Problem requirements: When you restate the data, keep every word as it is and drop the images.

Exercise data:
━━━━

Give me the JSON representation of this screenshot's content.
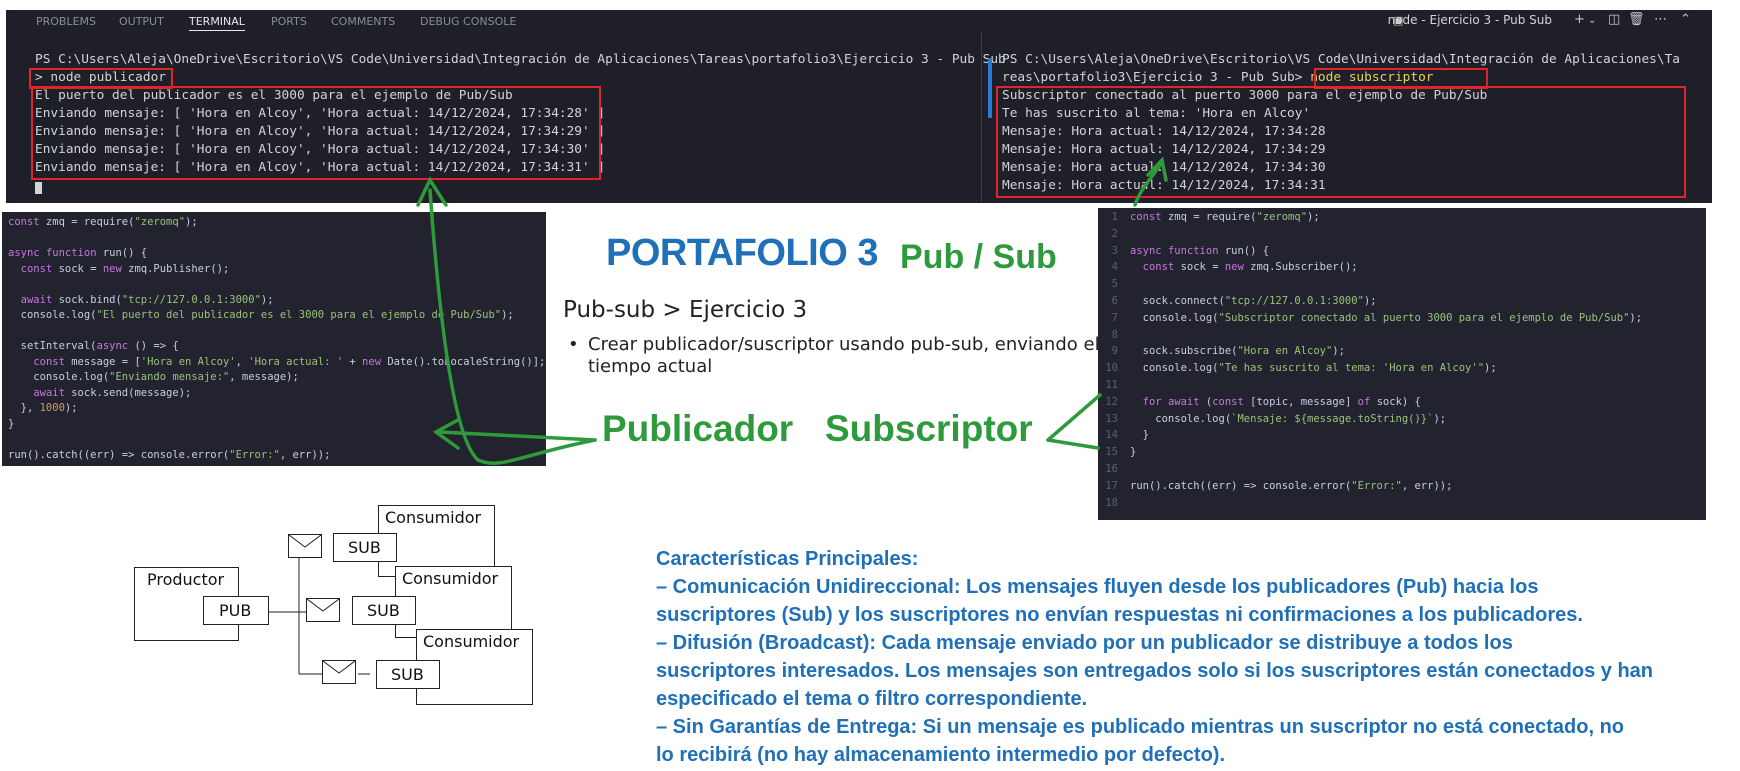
{
  "terminal": {
    "tabs": [
      "PROBLEMS",
      "OUTPUT",
      "TERMINAL",
      "PORTS",
      "COMMENTS",
      "DEBUG CONSOLE"
    ],
    "active_tab": "TERMINAL",
    "window_title": "node - Ejercicio 3 - Pub Sub",
    "left": {
      "prompt": "PS C:\\Users\\Aleja\\OneDrive\\Escritorio\\VS Code\\Universidad\\Integración de Aplicaciones\\Tareas\\portafolio3\\Ejercicio 3 - Pub Sub",
      "command": "> node publicador",
      "output": [
        "El puerto del publicador es el 3000 para el ejemplo de Pub/Sub",
        "Enviando mensaje: [ 'Hora en Alcoy', 'Hora actual: 14/12/2024, 17:34:28' ]",
        "Enviando mensaje: [ 'Hora en Alcoy', 'Hora actual: 14/12/2024, 17:34:29' ]",
        "Enviando mensaje: [ 'Hora en Alcoy', 'Hora actual: 14/12/2024, 17:34:30' ]",
        "Enviando mensaje: [ 'Hora en Alcoy', 'Hora actual: 14/12/2024, 17:34:31' ]"
      ]
    },
    "right": {
      "prompt_line1": "PS C:\\Users\\Aleja\\OneDrive\\Escritorio\\VS Code\\Universidad\\Integración de Aplicaciones\\Ta",
      "prompt_line2": "reas\\portafolio3\\Ejercicio 3 - Pub Sub>",
      "command": "node subscriptor",
      "output": [
        "Subscriptor conectado al puerto 3000 para el ejemplo de Pub/Sub",
        "Te has suscrito al tema: 'Hora en Alcoy'",
        "Mensaje: Hora actual: 14/12/2024, 17:34:28",
        "Mensaje: Hora actual: 14/12/2024, 17:34:29",
        "Mensaje: Hora actual: 14/12/2024, 17:34:30",
        "Mensaje: Hora actual: 14/12/2024, 17:34:31"
      ]
    }
  },
  "publisher_code": [
    "const zmq = require(\"zeromq\");",
    "",
    "async function run() {",
    "  const sock = new zmq.Publisher();",
    "",
    "  await sock.bind(\"tcp://127.0.0.1:3000\");",
    "  console.log(\"El puerto del publicador es el 3000 para el ejemplo de Pub/Sub\");",
    "",
    "  setInterval(async () => {",
    "    const message = ['Hora en Alcoy', 'Hora actual: ' + new Date().toLocaleString()];",
    "    console.log(\"Enviando mensaje:\", message);",
    "    await sock.send(message);",
    "  }, 1000);",
    "}",
    "",
    "run().catch((err) => console.error(\"Error:\", err));"
  ],
  "subscriber_code": {
    "line_numbers": [
      "1",
      "2",
      "3",
      "4",
      "5",
      "6",
      "7",
      "8",
      "9",
      "10",
      "11",
      "12",
      "13",
      "14",
      "15",
      "16",
      "17",
      "18"
    ],
    "lines": [
      "const zmq = require(\"zeromq\");",
      "",
      "async function run() {",
      "  const sock = new zmq.Subscriber();",
      "",
      "  sock.connect(\"tcp://127.0.0.1:3000\");",
      "  console.log(\"Subscriptor conectado al puerto 3000 para el ejemplo de Pub/Sub\");",
      "",
      "  sock.subscribe(\"Hora en Alcoy\");",
      "  console.log(\"Te has suscrito al tema: 'Hora en Alcoy'\");",
      "",
      "  for await (const [topic, message] of sock) {",
      "    console.log(`Mensaje: ${message.toString()}`);",
      "  }",
      "}",
      "",
      "run().catch((err) => console.error(\"Error:\", err));",
      ""
    ]
  },
  "slide": {
    "title": "PORTAFOLIO 3",
    "title_accent": "Pub / Sub",
    "subtitle": "Pub-sub > Ejercicio 3",
    "bullet": "Crear publicador/suscriptor usando pub-sub, enviando el tiempo actual",
    "label_publisher": "Publicador",
    "label_subscriber": "Subscriptor"
  },
  "diagram": {
    "producer": "Productor",
    "pub": "PUB",
    "sub": "SUB",
    "consumer": "Consumidor"
  },
  "features": {
    "heading": "Características Principales:",
    "lines": [
      " – Comunicación Unidireccional: Los mensajes fluyen desde los publicadores (Pub) hacia los",
      "suscriptores (Sub) y los suscriptores no envían respuestas ni confirmaciones a los publicadores.",
      " – Difusión (Broadcast):  Cada mensaje enviado por un publicador se distribuye a todos los",
      "suscriptores interesados. Los mensajes son entregados solo si los suscriptores están conectados y han",
      "especificado el tema o filtro correspondiente.",
      "– Sin Garantías de Entrega:  Si un mensaje es publicado mientras un suscriptor no está conectado, no",
      "lo recibirá (no hay almacenamiento intermedio por defecto)."
    ]
  },
  "colors": {
    "annotation_red": "#e0242b",
    "accent_green": "#2f9a3c",
    "accent_blue": "#1f6fb9",
    "terminal_bg": "#1e1f28"
  }
}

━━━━

Expected answer:
Give me the JSON representation of this screenshot's content.
{
  "terminal": {
    "tabs": [
      "PROBLEMS",
      "OUTPUT",
      "TERMINAL",
      "PORTS",
      "COMMENTS",
      "DEBUG CONSOLE"
    ],
    "active_tab": "TERMINAL",
    "window_title": "node - Ejercicio 3 - Pub Sub",
    "left": {
      "prompt": "PS C:\\Users\\Aleja\\OneDrive\\Escritorio\\VS Code\\Universidad\\Integración de Aplicaciones\\Tareas\\portafolio3\\Ejercicio 3 - Pub Sub",
      "command": "> node publicador",
      "output": [
        "El puerto del publicador es el 3000 para el ejemplo de Pub/Sub",
        "Enviando mensaje: [ 'Hora en Alcoy', 'Hora actual: 14/12/2024, 17:34:28' ]",
        "Enviando mensaje: [ 'Hora en Alcoy', 'Hora actual: 14/12/2024, 17:34:29' ]",
        "Enviando mensaje: [ 'Hora en Alcoy', 'Hora actual: 14/12/2024, 17:34:30' ]",
        "Enviando mensaje: [ 'Hora en Alcoy', 'Hora actual: 14/12/2024, 17:34:31' ]"
      ]
    },
    "right": {
      "prompt_line1": "PS C:\\Users\\Aleja\\OneDrive\\Escritorio\\VS Code\\Universidad\\Integración de Aplicaciones\\Ta",
      "prompt_line2": "reas\\portafolio3\\Ejercicio 3 - Pub Sub>",
      "command": "node subscriptor",
      "output": [
        "Subscriptor conectado al puerto 3000 para el ejemplo de Pub/Sub",
        "Te has suscrito al tema: 'Hora en Alcoy'",
        "Mensaje: Hora actual: 14/12/2024, 17:34:28",
        "Mensaje: Hora actual: 14/12/2024, 17:34:29",
        "Mensaje: Hora actual: 14/12/2024, 17:34:30",
        "Mensaje: Hora actual: 14/12/2024, 17:34:31"
      ]
    }
  },
  "publisher_code": [
    "const zmq = require(\"zeromq\");",
    "",
    "async function run() {",
    "  const sock = new zmq.Publisher();",
    "",
    "  await sock.bind(\"tcp://127.0.0.1:3000\");",
    "  console.log(\"El puerto del publicador es el 3000 para el ejemplo de Pub/Sub\");",
    "",
    "  setInterval(async () => {",
    "    const message = ['Hora en Alcoy', 'Hora actual: ' + new Date().toLocaleString()];",
    "    console.log(\"Enviando mensaje:\", message);",
    "    await sock.send(message);",
    "  }, 1000);",
    "}",
    "",
    "run().catch((err) => console.error(\"Error:\", err));"
  ],
  "subscriber_code": {
    "line_numbers": [
      "1",
      "2",
      "3",
      "4",
      "5",
      "6",
      "7",
      "8",
      "9",
      "10",
      "11",
      "12",
      "13",
      "14",
      "15",
      "16",
      "17",
      "18"
    ],
    "lines": [
      "const zmq = require(\"zeromq\");",
      "",
      "async function run() {",
      "  const sock = new zmq.Subscriber();",
      "",
      "  sock.connect(\"tcp://127.0.0.1:3000\");",
      "  console.log(\"Subscriptor conectado al puerto 3000 para el ejemplo de Pub/Sub\");",
      "",
      "  sock.subscribe(\"Hora en Alcoy\");",
      "  console.log(\"Te has suscrito al tema: 'Hora en Alcoy'\");",
      "",
      "  for await (const [topic, message] of sock) {",
      "    console.log(`Mensaje: ${message.toString()}`);",
      "  }",
      "}",
      "",
      "run().catch((err) => console.error(\"Error:\", err));",
      ""
    ]
  },
  "slide": {
    "title": "PORTAFOLIO 3",
    "title_accent": "Pub / Sub",
    "subtitle": "Pub-sub > Ejercicio 3",
    "bullet": "Crear publicador/suscriptor usando pub-sub, enviando el tiempo actual",
    "label_publisher": "Publicador",
    "label_subscriber": "Subscriptor"
  },
  "diagram": {
    "producer": "Productor",
    "pub": "PUB",
    "sub": "SUB",
    "consumer": "Consumidor"
  },
  "features": {
    "heading": "Características Principales:",
    "lines": [
      " – Comunicación Unidireccional: Los mensajes fluyen desde los publicadores (Pub) hacia los",
      "suscriptores (Sub) y los suscriptores no envían respuestas ni confirmaciones a los publicadores.",
      " – Difusión (Broadcast):  Cada mensaje enviado por un publicador se distribuye a todos los",
      "suscriptores interesados. Los mensajes son entregados solo si los suscriptores están conectados y han",
      "especificado el tema o filtro correspondiente.",
      "– Sin Garantías de Entrega:  Si un mensaje es publicado mientras un suscriptor no está conectado, no",
      "lo recibirá (no hay almacenamiento intermedio por defecto)."
    ]
  },
  "colors": {
    "annotation_red": "#e0242b",
    "accent_green": "#2f9a3c",
    "accent_blue": "#1f6fb9",
    "terminal_bg": "#1e1f28"
  }
}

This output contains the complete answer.